“It seems to me an imperfection to be always complaining (quejarnos) about light illnesses. If you can tolerate them, don’t complain about them. When the sickness is serious, it does the complaining itself; this is different and the sickness is immediately obvious. Consider that you are few, and if one has this habit of complaining, it wears (fatigadas) everyone out. . .If you do not lose the habit of speaking and complaining about everything you will never finish your lamenting.

Quejarse, the infinitive of quejarnos, can mean to complain, to lament, to murmur, to gripe, or to grumble. We are all prone to complain prone to complain and grouse about many things. And complaining can become addictive because it temporarily relieves tension. In consequence, it can become habit forming.
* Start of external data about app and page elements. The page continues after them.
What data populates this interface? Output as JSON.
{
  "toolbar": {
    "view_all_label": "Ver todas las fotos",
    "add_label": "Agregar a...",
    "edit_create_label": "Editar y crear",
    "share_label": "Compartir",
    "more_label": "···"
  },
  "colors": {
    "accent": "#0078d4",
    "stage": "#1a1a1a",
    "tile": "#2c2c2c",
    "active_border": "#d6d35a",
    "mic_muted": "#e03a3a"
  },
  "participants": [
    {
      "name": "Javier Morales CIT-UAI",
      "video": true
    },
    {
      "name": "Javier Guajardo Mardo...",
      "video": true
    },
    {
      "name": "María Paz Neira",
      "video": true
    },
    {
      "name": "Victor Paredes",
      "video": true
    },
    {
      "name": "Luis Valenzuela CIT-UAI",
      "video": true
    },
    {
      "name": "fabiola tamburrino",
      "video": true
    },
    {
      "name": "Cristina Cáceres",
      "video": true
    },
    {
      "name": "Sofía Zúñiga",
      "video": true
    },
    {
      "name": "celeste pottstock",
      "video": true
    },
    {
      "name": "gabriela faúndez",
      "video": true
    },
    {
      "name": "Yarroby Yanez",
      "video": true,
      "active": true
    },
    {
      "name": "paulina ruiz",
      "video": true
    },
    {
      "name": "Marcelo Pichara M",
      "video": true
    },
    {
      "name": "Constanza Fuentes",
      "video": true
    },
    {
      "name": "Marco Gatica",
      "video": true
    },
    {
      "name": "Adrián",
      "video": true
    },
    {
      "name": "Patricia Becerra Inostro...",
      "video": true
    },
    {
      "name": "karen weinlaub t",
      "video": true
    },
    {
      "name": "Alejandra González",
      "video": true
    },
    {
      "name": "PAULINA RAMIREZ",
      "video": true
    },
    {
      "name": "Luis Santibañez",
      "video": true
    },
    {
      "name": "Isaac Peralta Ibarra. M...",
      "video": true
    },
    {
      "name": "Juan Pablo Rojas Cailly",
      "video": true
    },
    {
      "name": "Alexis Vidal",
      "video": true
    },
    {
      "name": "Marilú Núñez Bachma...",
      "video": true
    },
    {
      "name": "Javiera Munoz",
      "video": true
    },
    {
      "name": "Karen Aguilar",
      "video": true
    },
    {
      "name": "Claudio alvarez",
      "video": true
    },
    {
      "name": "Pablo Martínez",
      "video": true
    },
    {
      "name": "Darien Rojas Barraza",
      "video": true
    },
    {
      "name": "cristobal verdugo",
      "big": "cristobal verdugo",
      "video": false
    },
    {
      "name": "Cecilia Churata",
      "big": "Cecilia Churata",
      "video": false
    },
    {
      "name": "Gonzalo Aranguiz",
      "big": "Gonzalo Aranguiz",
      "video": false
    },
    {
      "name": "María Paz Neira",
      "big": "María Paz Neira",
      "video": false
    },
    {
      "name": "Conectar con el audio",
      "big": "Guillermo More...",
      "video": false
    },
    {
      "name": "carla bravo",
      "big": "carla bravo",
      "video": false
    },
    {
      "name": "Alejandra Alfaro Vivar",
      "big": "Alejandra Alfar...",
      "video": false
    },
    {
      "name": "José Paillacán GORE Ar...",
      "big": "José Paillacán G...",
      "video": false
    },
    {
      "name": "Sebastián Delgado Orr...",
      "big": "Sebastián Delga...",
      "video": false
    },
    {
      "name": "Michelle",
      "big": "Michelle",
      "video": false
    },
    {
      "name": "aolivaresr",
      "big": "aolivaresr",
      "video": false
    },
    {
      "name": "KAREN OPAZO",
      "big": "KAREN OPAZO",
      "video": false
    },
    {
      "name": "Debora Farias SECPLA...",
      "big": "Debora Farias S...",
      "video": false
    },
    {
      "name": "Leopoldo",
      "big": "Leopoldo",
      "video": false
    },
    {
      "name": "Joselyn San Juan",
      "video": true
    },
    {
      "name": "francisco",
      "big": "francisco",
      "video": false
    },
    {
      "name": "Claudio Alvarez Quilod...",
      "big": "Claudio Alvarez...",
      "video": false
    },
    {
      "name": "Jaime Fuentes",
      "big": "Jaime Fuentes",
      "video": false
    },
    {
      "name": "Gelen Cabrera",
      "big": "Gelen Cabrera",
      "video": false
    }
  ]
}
We all know how hard it is to break the habit of complaining. At times, nothing seems to work. Teresa doesn’t provide us with a solution; nevertheless, she offers us something to reflectupon that may provide us with an incentive to change. She points out one of the effects that complaining has upon others. “It wears (fatigadas) everyone out. Fatigar, the infinitive of fatigadas means to tire, to weary, to fatigue, to gall.

How would you feel if you accidentally overheard the following conversation about yourself? “He is so tiresome. He goes on and on and on, complaining about everything and everyone. I cringe when I see him coming. He is so draining and such a tedious bore.” Wouldn’t you be devastated, knowing that this is what people really think about you? What effect do you think this knowledge would have upon your habit of complaining? Conversely, how would you feel if you heard that someone had said of you what Teresa said of Sr. Beatriz? “Never did she complain about anything.”

Question. Is there something that you are always complaining about? Have you ever considered the impact that your complaining has upon others? What impact does chronic complaining have upon you?

Table of Contents:

Chapters one to thirty-one